• Work request: All records are to be reproduced verbatim, with images omitted.

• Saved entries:
Segment Open

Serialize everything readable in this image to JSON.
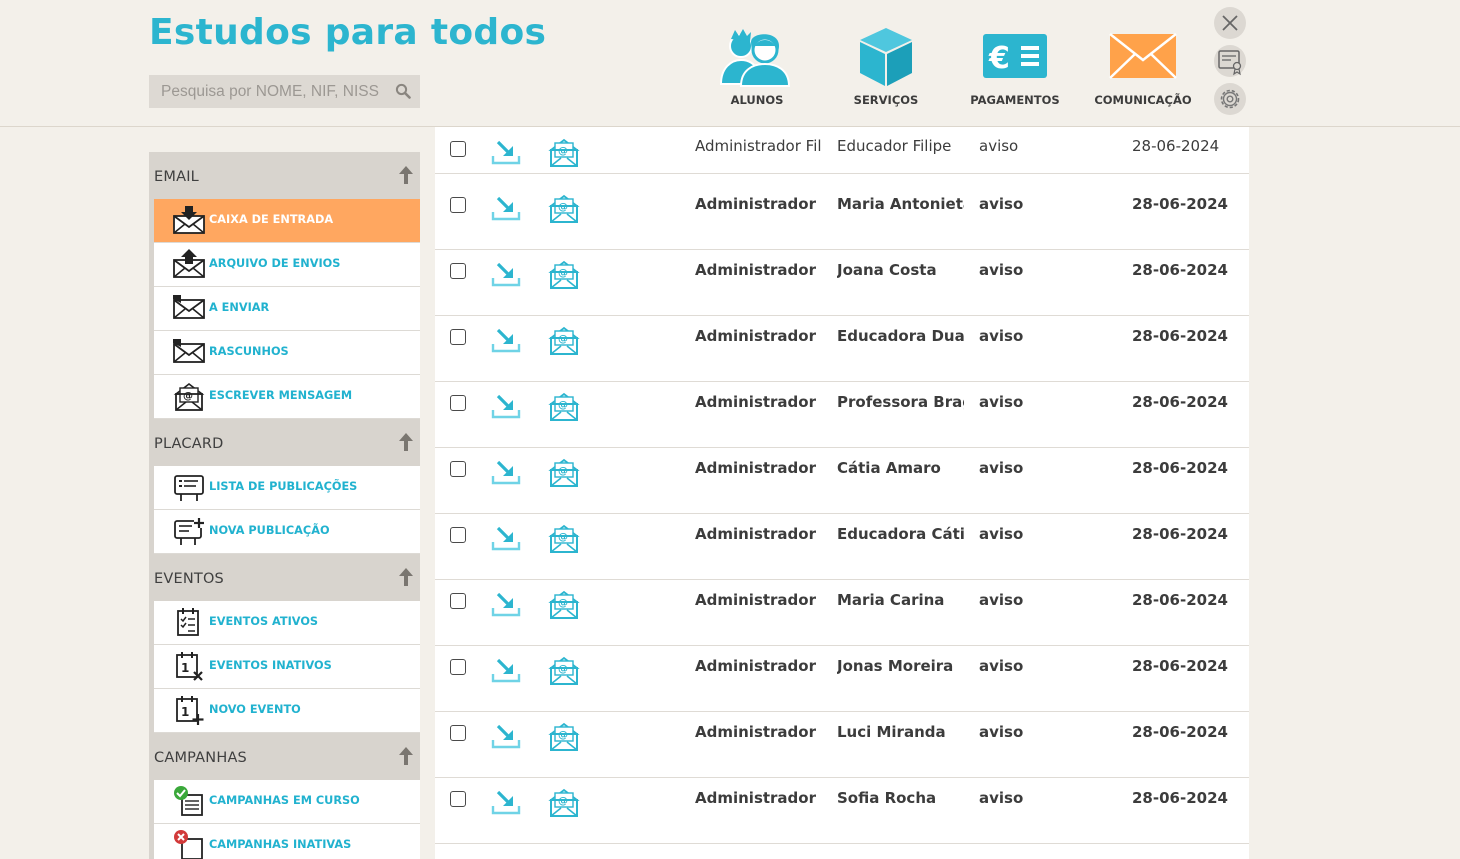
{
  "header": {
    "title": "Estudos para todos",
    "search_placeholder": "Pesquisa por NOME, NIF, NISS",
    "nav": [
      {
        "label": "ALUNOS",
        "icon": "students-icon",
        "color": "#2cb5cf"
      },
      {
        "label": "SERVIÇOS",
        "icon": "box-icon",
        "color": "#2cb5cf"
      },
      {
        "label": "PAGAMENTOS",
        "icon": "euro-icon",
        "color": "#2cb5cf"
      },
      {
        "label": "COMUNICAÇÃO",
        "icon": "envelope-icon",
        "color": "#ffa24a"
      }
    ],
    "right_icons": [
      "close-icon",
      "certificate-icon",
      "gear-icon"
    ]
  },
  "sidebar": {
    "sections": [
      {
        "title": "EMAIL",
        "items": [
          {
            "label": "CAIXA DE ENTRADA",
            "icon": "inbox-icon",
            "active": true
          },
          {
            "label": "ARQUIVO DE ENVIOS",
            "icon": "outbox-icon"
          },
          {
            "label": "A ENVIAR",
            "icon": "sending-icon"
          },
          {
            "label": "RASCUNHOS",
            "icon": "drafts-icon"
          },
          {
            "label": "ESCREVER MENSAGEM",
            "icon": "compose-icon"
          }
        ]
      },
      {
        "title": "PLACARD",
        "items": [
          {
            "label": "LISTA DE PUBLICAÇÕES",
            "icon": "board-list-icon"
          },
          {
            "label": "NOVA PUBLICAÇÃO",
            "icon": "board-new-icon"
          }
        ]
      },
      {
        "title": "EVENTOS",
        "items": [
          {
            "label": "EVENTOS ATIVOS",
            "icon": "calendar-check-icon"
          },
          {
            "label": "EVENTOS INATIVOS",
            "icon": "calendar-x-icon"
          },
          {
            "label": "NOVO EVENTO",
            "icon": "calendar-plus-icon"
          }
        ]
      },
      {
        "title": "CAMPANHAS",
        "items": [
          {
            "label": "CAMPANHAS EM CURSO",
            "icon": "campaign-active-icon"
          },
          {
            "label": "CAMPANHAS INATIVAS",
            "icon": "campaign-inactive-icon"
          }
        ]
      }
    ]
  },
  "messages": {
    "rows": [
      {
        "from": "Administrador Filipe",
        "to": "Educador Filipe",
        "type": "aviso",
        "date": "28-06-2024",
        "unread": false
      },
      {
        "from": "Administrador Filipe",
        "to": "Maria Antonieta",
        "type": "aviso",
        "date": "28-06-2024",
        "unread": true
      },
      {
        "from": "Administrador Filipe",
        "to": "Joana Costa",
        "type": "aviso",
        "date": "28-06-2024",
        "unread": true
      },
      {
        "from": "Administrador Filipe",
        "to": "Educadora Duarte",
        "type": "aviso",
        "date": "28-06-2024",
        "unread": true
      },
      {
        "from": "Administrador Filipe",
        "to": "Professora Braga",
        "type": "aviso",
        "date": "28-06-2024",
        "unread": true
      },
      {
        "from": "Administrador Filipe",
        "to": "Cátia Amaro",
        "type": "aviso",
        "date": "28-06-2024",
        "unread": true
      },
      {
        "from": "Administrador Filipe",
        "to": "Educadora Cátia",
        "type": "aviso",
        "date": "28-06-2024",
        "unread": true
      },
      {
        "from": "Administrador Filipe",
        "to": "Maria Carina",
        "type": "aviso",
        "date": "28-06-2024",
        "unread": true
      },
      {
        "from": "Administrador Filipe",
        "to": "Jonas Moreira",
        "type": "aviso",
        "date": "28-06-2024",
        "unread": true
      },
      {
        "from": "Administrador Filipe",
        "to": "Luci Miranda",
        "type": "aviso",
        "date": "28-06-2024",
        "unread": true
      },
      {
        "from": "Administrador Filipe",
        "to": "Sofia Rocha",
        "type": "aviso",
        "date": "28-06-2024",
        "unread": true
      }
    ]
  },
  "colors": {
    "accent": "#2cb5cf",
    "active_item": "#ffa760",
    "background": "#f3f0ea",
    "sidebar": "#d8d4ce"
  }
}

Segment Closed

• Task response:
Serialize everything readable in this image to JSON.
{
  "header": {
    "title": "Estudos para todos",
    "search_placeholder": "Pesquisa por NOME, NIF, NISS",
    "nav": [
      {
        "label": "ALUNOS",
        "icon": "students-icon",
        "color": "#2cb5cf"
      },
      {
        "label": "SERVIÇOS",
        "icon": "box-icon",
        "color": "#2cb5cf"
      },
      {
        "label": "PAGAMENTOS",
        "icon": "euro-icon",
        "color": "#2cb5cf"
      },
      {
        "label": "COMUNICAÇÃO",
        "icon": "envelope-icon",
        "color": "#ffa24a"
      }
    ],
    "right_icons": [
      "close-icon",
      "certificate-icon",
      "gear-icon"
    ]
  },
  "sidebar": {
    "sections": [
      {
        "title": "EMAIL",
        "items": [
          {
            "label": "CAIXA DE ENTRADA",
            "icon": "inbox-icon",
            "active": true
          },
          {
            "label": "ARQUIVO DE ENVIOS",
            "icon": "outbox-icon"
          },
          {
            "label": "A ENVIAR",
            "icon": "sending-icon"
          },
          {
            "label": "RASCUNHOS",
            "icon": "drafts-icon"
          },
          {
            "label": "ESCREVER MENSAGEM",
            "icon": "compose-icon"
          }
        ]
      },
      {
        "title": "PLACARD",
        "items": [
          {
            "label": "LISTA DE PUBLICAÇÕES",
            "icon": "board-list-icon"
          },
          {
            "label": "NOVA PUBLICAÇÃO",
            "icon": "board-new-icon"
          }
        ]
      },
      {
        "title": "EVENTOS",
        "items": [
          {
            "label": "EVENTOS ATIVOS",
            "icon": "calendar-check-icon"
          },
          {
            "label": "EVENTOS INATIVOS",
            "icon": "calendar-x-icon"
          },
          {
            "label": "NOVO EVENTO",
            "icon": "calendar-plus-icon"
          }
        ]
      },
      {
        "title": "CAMPANHAS",
        "items": [
          {
            "label": "CAMPANHAS EM CURSO",
            "icon": "campaign-active-icon"
          },
          {
            "label": "CAMPANHAS INATIVAS",
            "icon": "campaign-inactive-icon"
          }
        ]
      }
    ]
  },
  "messages": {
    "rows": [
      {
        "from": "Administrador Filipe",
        "to": "Educador Filipe",
        "type": "aviso",
        "date": "28-06-2024",
        "unread": false
      },
      {
        "from": "Administrador Filipe",
        "to": "Maria Antonieta",
        "type": "aviso",
        "date": "28-06-2024",
        "unread": true
      },
      {
        "from": "Administrador Filipe",
        "to": "Joana Costa",
        "type": "aviso",
        "date": "28-06-2024",
        "unread": true
      },
      {
        "from": "Administrador Filipe",
        "to": "Educadora Duarte",
        "type": "aviso",
        "date": "28-06-2024",
        "unread": true
      },
      {
        "from": "Administrador Filipe",
        "to": "Professora Braga",
        "type": "aviso",
        "date": "28-06-2024",
        "unread": true
      },
      {
        "from": "Administrador Filipe",
        "to": "Cátia Amaro",
        "type": "aviso",
        "date": "28-06-2024",
        "unread": true
      },
      {
        "from": "Administrador Filipe",
        "to": "Educadora Cátia",
        "type": "aviso",
        "date": "28-06-2024",
        "unread": true
      },
      {
        "from": "Administrador Filipe",
        "to": "Maria Carina",
        "type": "aviso",
        "date": "28-06-2024",
        "unread": true
      },
      {
        "from": "Administrador Filipe",
        "to": "Jonas Moreira",
        "type": "aviso",
        "date": "28-06-2024",
        "unread": true
      },
      {
        "from": "Administrador Filipe",
        "to": "Luci Miranda",
        "type": "aviso",
        "date": "28-06-2024",
        "unread": true
      },
      {
        "from": "Administrador Filipe",
        "to": "Sofia Rocha",
        "type": "aviso",
        "date": "28-06-2024",
        "unread": true
      }
    ]
  },
  "colors": {
    "accent": "#2cb5cf",
    "active_item": "#ffa760",
    "background": "#f3f0ea",
    "sidebar": "#d8d4ce"
  }
}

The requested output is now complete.